BEGIN

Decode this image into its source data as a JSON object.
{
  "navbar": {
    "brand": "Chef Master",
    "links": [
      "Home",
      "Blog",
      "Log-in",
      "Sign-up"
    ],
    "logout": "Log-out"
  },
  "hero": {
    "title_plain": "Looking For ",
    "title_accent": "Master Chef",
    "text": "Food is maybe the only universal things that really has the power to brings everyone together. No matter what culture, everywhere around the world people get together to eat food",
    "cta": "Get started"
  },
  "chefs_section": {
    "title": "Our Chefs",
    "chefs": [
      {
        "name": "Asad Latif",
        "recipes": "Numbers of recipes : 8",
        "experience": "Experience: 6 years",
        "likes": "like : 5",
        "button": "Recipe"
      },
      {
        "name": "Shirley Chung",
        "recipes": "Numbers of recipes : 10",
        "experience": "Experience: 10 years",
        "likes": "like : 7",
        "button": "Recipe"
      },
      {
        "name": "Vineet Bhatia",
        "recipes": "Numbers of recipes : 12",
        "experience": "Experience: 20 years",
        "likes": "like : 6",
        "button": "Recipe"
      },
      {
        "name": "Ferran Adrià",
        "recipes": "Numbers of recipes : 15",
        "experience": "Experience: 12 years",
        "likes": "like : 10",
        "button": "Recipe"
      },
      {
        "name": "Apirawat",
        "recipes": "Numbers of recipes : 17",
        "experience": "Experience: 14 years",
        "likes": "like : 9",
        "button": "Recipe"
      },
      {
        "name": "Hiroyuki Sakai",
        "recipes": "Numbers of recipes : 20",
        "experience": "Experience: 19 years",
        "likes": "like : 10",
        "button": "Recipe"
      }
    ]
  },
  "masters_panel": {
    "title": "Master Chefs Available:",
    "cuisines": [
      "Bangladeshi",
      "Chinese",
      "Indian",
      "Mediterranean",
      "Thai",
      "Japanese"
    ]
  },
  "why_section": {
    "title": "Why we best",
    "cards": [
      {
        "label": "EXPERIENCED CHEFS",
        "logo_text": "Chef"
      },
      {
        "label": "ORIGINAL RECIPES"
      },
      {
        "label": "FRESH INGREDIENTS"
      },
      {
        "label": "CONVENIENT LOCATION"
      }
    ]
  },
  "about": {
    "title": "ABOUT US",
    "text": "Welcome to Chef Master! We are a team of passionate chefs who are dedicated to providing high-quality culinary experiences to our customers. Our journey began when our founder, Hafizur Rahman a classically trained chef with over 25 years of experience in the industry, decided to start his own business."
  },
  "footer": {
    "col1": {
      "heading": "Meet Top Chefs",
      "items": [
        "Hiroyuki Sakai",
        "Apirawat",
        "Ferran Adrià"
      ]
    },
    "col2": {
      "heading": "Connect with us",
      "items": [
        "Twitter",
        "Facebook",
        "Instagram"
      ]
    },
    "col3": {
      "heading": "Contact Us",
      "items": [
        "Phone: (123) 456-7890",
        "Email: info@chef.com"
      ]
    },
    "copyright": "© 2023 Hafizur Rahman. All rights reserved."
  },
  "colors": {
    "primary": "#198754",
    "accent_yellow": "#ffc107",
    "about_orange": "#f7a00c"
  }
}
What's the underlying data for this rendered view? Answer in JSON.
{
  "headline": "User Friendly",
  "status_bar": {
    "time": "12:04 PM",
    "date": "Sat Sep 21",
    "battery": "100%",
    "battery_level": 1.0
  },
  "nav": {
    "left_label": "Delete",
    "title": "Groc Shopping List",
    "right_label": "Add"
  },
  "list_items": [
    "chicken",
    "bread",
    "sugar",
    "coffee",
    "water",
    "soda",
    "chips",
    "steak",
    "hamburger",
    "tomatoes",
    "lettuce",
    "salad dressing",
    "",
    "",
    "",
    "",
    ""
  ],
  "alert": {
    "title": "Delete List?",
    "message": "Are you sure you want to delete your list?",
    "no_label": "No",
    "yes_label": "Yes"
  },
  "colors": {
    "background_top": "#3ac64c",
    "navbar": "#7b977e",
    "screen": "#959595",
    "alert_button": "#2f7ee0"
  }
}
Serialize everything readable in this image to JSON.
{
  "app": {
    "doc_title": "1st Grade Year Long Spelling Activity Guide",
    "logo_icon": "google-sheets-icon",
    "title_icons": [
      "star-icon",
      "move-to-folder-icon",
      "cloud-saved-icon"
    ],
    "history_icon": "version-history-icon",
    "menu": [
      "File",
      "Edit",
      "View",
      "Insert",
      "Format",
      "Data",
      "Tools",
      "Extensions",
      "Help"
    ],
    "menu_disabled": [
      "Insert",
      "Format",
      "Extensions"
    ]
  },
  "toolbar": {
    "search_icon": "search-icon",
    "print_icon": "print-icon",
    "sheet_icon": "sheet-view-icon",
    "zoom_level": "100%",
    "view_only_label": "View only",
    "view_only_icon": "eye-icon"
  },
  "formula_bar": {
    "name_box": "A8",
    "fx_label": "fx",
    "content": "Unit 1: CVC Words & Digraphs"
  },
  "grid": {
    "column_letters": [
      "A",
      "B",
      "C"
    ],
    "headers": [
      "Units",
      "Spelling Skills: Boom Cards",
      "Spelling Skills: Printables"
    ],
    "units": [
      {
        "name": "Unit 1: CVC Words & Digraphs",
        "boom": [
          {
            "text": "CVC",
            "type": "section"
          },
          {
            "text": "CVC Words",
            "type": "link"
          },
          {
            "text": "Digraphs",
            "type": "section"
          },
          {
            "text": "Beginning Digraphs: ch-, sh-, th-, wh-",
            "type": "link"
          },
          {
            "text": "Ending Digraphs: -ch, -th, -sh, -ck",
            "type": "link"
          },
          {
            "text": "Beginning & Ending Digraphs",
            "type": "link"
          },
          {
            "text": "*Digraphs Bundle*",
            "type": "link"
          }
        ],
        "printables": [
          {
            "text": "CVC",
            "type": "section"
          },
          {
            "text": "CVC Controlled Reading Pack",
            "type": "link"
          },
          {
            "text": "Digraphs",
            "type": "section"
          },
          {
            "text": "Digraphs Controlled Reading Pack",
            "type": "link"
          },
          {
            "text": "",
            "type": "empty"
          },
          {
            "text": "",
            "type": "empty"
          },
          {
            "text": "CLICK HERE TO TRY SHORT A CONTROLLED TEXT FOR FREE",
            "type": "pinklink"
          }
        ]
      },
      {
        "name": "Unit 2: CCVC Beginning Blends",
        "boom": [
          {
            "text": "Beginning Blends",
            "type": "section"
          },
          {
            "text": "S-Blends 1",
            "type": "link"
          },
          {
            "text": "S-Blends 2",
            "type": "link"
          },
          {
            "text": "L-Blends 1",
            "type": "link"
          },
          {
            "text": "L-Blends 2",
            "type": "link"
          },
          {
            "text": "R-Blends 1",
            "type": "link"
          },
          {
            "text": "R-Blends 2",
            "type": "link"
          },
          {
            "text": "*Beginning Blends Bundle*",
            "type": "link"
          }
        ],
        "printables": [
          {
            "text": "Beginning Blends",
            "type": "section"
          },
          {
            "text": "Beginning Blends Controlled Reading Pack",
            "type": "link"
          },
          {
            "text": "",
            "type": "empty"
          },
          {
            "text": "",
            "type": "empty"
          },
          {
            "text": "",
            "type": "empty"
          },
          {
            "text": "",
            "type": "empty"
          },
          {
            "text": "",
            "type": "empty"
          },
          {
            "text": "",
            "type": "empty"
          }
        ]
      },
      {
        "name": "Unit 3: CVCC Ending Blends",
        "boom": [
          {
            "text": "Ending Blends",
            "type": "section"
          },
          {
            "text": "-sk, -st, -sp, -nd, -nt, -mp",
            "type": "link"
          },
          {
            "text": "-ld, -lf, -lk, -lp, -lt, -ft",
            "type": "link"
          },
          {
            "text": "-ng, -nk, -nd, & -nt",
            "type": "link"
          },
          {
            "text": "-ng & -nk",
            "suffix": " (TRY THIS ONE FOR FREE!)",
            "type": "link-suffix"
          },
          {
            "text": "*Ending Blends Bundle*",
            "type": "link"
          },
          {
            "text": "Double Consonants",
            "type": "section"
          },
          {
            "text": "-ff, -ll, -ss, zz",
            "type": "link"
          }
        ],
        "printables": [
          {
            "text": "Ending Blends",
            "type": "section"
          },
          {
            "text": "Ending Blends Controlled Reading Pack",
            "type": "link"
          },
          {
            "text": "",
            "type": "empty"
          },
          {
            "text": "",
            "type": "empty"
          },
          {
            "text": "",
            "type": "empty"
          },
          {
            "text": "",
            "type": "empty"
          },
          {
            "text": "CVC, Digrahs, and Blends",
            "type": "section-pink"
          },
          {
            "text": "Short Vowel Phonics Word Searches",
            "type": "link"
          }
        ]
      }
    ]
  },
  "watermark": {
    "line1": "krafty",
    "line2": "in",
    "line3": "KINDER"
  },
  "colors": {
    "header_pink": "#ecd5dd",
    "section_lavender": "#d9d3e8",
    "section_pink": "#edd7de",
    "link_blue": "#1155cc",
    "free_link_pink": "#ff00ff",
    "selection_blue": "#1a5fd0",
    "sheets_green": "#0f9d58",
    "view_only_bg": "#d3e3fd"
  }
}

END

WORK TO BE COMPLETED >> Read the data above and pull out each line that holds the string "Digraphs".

SOLUTION BELOW >>
    "content": "Unit 1: CVC Words & Digraphs"
        "name": "Unit 1: CVC Words & Digraphs",
            "text": "Digraphs",
            "text": "Beginning Digraphs: ch-, sh-, th-, wh-",
            "text": "Ending Digraphs: -ch, -th, -sh, -ck",
            "text": "Beginning & Ending Digraphs",
            "text": "*Digraphs Bundle*",
            "text": "Digraphs",
            "text": "Digraphs Controlled Reading Pack",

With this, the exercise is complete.